LC: Is the vision in the company really cascading down? Are they changing the organization and business models at all? Are they recognizing that there’s a transformation that’s about to occur, or is it the same-old, same-old process? If so, then it’s more of a shiny object. You look for culture—are they changing their talent? Do they have a lot of software engineers?
Are they adopting techniques like design thinking?
Technology is obviously a big story. To me the bigger story is really around adoption. How are companies leveraging these things?
Is there something you’ve seen today that’s been adopted in a real way that you see as our true future?
LC: AI is really hitting a stride. Arguably, AI has been around since the ‘50s when the term was first coined. But now you see smart everything. It’s phenomenal. In the last stroll we did, I don’t know how many beds we saw. Smart this, smart that. They monitor everything. And in the financial world—blockchain, Bitcoin, digital currencies. The demand is there in the consumer world. Consumers think, ‘Don’t force me to go buy another product or force me to figure out the pros and cons of this versus that. I have the technology and the platform. Make it work for me. Keep me current.’
We want to help the big companies get into a rhythm and serve their customers much better by applying innovation and core competencies.
How do I transform processes and reimagine the future as a company, integrate technologies into a legacy environment, and make sure I have the right talent in order to change my operating model?

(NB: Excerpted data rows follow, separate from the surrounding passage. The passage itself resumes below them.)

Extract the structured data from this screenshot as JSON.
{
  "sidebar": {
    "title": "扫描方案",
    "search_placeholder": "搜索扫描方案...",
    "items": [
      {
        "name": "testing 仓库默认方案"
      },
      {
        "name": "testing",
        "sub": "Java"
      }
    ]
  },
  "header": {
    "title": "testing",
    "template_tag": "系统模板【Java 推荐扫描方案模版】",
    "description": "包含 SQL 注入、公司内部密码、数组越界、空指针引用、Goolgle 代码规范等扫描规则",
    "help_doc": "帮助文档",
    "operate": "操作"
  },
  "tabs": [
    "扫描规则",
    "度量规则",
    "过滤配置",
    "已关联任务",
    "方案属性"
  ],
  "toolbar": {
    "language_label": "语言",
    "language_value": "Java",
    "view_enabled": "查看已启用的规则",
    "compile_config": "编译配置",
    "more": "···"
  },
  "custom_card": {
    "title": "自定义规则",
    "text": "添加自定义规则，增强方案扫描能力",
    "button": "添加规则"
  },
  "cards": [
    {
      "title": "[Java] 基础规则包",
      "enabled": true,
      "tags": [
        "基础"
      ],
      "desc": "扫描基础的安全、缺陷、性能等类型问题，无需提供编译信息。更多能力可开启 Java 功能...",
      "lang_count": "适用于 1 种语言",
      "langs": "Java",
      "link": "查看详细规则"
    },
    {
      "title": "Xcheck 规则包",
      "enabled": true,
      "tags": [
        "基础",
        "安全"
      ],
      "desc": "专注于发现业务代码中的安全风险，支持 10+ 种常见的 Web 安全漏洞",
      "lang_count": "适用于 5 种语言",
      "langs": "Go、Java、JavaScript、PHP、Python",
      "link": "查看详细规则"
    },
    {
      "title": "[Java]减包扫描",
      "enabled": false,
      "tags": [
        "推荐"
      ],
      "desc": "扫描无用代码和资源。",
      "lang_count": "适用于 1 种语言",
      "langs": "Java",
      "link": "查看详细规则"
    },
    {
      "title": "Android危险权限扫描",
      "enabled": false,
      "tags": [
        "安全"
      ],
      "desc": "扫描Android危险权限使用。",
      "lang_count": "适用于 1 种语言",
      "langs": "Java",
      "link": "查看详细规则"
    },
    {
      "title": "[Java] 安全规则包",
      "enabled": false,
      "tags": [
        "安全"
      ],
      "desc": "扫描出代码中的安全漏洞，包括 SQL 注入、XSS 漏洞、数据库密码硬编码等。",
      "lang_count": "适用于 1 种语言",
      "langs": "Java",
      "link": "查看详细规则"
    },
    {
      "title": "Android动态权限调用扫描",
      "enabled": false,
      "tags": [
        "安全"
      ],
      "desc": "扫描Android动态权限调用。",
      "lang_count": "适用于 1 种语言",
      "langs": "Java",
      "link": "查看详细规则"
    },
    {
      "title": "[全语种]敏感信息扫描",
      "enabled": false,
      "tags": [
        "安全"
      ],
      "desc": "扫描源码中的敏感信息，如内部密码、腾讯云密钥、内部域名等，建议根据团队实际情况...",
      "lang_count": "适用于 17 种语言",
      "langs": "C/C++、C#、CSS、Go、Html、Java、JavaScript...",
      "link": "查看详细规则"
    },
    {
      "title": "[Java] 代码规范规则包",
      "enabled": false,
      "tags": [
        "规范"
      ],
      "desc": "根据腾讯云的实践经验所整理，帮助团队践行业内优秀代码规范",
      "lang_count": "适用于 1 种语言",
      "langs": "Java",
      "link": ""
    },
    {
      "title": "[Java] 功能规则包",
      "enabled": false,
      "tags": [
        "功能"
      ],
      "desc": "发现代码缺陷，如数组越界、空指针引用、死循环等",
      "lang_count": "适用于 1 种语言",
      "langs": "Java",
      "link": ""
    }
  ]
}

I tend to think of it in three buckets: enabling new technologies, transforming processes to take advantage of technologies, and reimagining how the future could be different as a result. Our focus is on business outcomes. How can you adopt technology at speed and scale with a high degree of certainty?
What kinds of technologies should we expect to touch our lives in the next five years?
LC: The world of AR and VR, which will cause more breakthroughs and make technologies even more mainstream, making it more of a real tool. Another area is IoT—with innovation happening at the edge right now. We’re seeing so many devices that are more and more capable of generating their own analytics using their own processing power, without having to come back to the cloud. We’ll also see things like conversational commerce, which we’re really seeing the beginning of. We’re seeing a convergence between operation technologies and IT functions, primarily because of security, governance, and data. And blockchain is on the cusp of seeing much broader commercial adoption.
Learn about Idean’s presence at CES at its dedicated Events page.